Edwin Ortiz also followed Petitioner and when his vehicle finally came to a stop at Roth Street and Avenue A, he pulled along side and asked him why he had hit the man. Petitioner pointed to his face indicating that something had provoked him. T.613-18.

The autopsy established the cause of Luis Saez death to an "extremely severe" closed head injury, consistent with his being struck by a moving automobile and hitting the pavement on his head, resulting in massive brain damage. T.599-603. Defense counsel did not cross-examine the medical examiner.

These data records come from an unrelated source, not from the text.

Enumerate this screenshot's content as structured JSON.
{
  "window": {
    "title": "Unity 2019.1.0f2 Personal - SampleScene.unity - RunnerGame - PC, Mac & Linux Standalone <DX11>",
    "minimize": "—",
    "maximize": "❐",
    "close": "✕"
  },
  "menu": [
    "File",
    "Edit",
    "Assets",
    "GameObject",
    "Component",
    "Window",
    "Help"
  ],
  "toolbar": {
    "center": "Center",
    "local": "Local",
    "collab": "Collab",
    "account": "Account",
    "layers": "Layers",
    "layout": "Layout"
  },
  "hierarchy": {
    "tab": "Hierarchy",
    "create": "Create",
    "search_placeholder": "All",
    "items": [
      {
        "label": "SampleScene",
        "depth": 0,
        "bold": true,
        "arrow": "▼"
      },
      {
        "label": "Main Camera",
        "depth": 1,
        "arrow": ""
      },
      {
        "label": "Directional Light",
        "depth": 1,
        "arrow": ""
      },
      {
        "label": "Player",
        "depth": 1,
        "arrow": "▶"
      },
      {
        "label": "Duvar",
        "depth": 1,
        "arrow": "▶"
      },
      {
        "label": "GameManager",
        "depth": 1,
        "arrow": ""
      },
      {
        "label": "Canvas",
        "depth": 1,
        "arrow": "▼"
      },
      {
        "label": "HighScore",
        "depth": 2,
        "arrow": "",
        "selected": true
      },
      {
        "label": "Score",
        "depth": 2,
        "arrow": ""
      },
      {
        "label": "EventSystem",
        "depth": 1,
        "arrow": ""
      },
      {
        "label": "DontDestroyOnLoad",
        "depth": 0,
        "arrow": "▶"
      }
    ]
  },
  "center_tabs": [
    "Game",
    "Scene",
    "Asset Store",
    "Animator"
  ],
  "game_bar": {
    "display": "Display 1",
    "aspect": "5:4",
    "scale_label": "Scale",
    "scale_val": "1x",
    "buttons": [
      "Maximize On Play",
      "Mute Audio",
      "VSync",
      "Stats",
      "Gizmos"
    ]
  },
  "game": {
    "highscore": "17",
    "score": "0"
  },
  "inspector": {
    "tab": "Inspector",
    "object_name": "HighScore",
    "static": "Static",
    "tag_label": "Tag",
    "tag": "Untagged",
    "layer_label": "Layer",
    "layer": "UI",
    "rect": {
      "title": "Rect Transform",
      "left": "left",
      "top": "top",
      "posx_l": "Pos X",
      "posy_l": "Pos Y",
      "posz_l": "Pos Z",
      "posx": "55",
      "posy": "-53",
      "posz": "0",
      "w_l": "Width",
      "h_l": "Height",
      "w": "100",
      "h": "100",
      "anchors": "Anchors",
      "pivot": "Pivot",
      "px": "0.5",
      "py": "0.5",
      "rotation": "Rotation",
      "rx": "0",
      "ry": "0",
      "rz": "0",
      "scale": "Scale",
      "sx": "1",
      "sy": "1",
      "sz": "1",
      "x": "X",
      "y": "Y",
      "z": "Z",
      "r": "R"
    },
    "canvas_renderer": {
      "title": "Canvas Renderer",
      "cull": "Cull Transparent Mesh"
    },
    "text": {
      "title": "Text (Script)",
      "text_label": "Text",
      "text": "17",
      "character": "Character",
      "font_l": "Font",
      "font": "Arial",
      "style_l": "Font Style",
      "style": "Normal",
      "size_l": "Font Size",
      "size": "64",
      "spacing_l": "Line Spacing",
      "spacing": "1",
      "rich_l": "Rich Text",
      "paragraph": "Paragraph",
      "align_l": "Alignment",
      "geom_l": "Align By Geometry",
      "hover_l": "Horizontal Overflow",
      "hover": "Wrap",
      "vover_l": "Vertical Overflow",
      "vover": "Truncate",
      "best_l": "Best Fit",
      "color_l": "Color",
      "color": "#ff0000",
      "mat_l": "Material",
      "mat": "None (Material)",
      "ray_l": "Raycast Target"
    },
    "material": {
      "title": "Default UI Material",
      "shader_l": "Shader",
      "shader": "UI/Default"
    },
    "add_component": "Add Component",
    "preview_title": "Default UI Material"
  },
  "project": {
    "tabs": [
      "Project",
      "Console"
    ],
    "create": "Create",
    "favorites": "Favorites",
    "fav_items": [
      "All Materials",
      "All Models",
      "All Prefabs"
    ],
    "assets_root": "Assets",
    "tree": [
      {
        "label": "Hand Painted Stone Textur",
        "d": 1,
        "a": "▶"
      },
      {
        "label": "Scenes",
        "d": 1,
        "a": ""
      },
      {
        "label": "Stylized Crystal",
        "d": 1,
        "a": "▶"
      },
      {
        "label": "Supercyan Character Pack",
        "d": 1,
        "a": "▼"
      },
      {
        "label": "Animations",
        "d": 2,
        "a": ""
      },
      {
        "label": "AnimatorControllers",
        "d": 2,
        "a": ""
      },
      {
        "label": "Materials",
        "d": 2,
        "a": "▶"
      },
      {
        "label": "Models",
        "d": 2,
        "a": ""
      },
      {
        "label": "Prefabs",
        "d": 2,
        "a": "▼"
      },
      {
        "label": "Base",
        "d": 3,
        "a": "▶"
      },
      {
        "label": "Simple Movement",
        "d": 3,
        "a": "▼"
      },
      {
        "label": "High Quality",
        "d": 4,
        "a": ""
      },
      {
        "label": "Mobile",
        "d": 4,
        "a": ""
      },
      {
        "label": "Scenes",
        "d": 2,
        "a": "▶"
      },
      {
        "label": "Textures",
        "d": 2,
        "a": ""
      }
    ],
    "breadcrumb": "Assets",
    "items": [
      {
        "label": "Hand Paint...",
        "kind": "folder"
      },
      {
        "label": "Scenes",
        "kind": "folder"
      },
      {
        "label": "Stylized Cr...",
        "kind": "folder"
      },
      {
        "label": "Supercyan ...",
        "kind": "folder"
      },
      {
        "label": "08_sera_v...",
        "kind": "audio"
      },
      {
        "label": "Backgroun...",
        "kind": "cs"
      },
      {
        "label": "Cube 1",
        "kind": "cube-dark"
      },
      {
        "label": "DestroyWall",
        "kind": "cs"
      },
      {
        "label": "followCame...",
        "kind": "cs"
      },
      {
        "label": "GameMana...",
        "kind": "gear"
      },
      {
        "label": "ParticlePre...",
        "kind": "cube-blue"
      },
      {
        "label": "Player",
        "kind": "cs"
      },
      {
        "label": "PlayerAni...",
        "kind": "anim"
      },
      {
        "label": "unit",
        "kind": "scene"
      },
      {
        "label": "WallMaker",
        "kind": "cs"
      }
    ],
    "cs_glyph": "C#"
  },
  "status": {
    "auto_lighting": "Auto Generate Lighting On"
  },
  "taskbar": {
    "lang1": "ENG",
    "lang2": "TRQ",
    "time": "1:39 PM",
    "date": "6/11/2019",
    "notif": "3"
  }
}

Petitioner fled to New Jersey once he found out that Saez had died, but he returned to Rochester in January of 2001. He arranged to surrender himself on March 19, 2001, explaining, "I am getting too old to keep running." T.645-47, 654, 725. After being advised of his constitutional rights, in both English and Spanish, he waived them and gave Investigator Randall Benjamin the following account of the killing and what caused it:

Last summer I had hit a person on Clifford Avenue. What led up to this was that my two friends, Miechi and Fish, had a problem with the guy I hit, his name is Luis. Luis had robbed Miechi and punched him in the face. We reported it to the police. Luis was arrested, but Miechi never followed through with it and Luis got out of jail. After that, they had problems with Luis and his friends. I never had problems with these guys before, but after they saw me with the police that day, I don't think they like me either.

In June of last year. I am not sure of what day it was. I had picked up Miechi and Fish. We went to a store on Clifford Avenue at Mead. I had parked my car right in front of the store. Luis and two other guys came down Clinton Avenue from Carl Street. When they came down the street. Meichi and Fish got out of the car.

They started fighting with the guys and I stayed in the car. When I was in the car, Luis came up to the car and punched me in the nose and made it bleed. He then broke the window of the door right behind me and kept hitting the car. I then took off.

I drove up to Carl Street and turned around. When I turned around, Miechi got in the car with me. I then went down Clinton Avenue and turned on Clifford towards Conkey Avenue. When I turned the comer. I saw Luis standing in the road. I thought he was going to hit me again, so I hit him.

Petitioner continued with a description of his flight from the scene, and confirmed that when "the guy in the white car" (i.e., Cunliffe) who followed him said something about the man he had hit and left lying in the street, he responded by pointing to his face and saying. "Look what he did to me!" T.711-26.

The defense theory was killing of Luis Saez was an accident. See, e.g., T.756. The prosecution presented alternative theories of liability--that Echavarria-Perez's act of striking Saez with his vehicle was either an intentional act, or was done with depraved indifference to human life. The jury returned a verdict convicting ...

Buy This Entire Record For $7.95

Download the entire decision to receive the complete text, official citation,
docket number, dissents and concurrences, and footnotes for this case.

Learn more about what you receive with purchase of this case.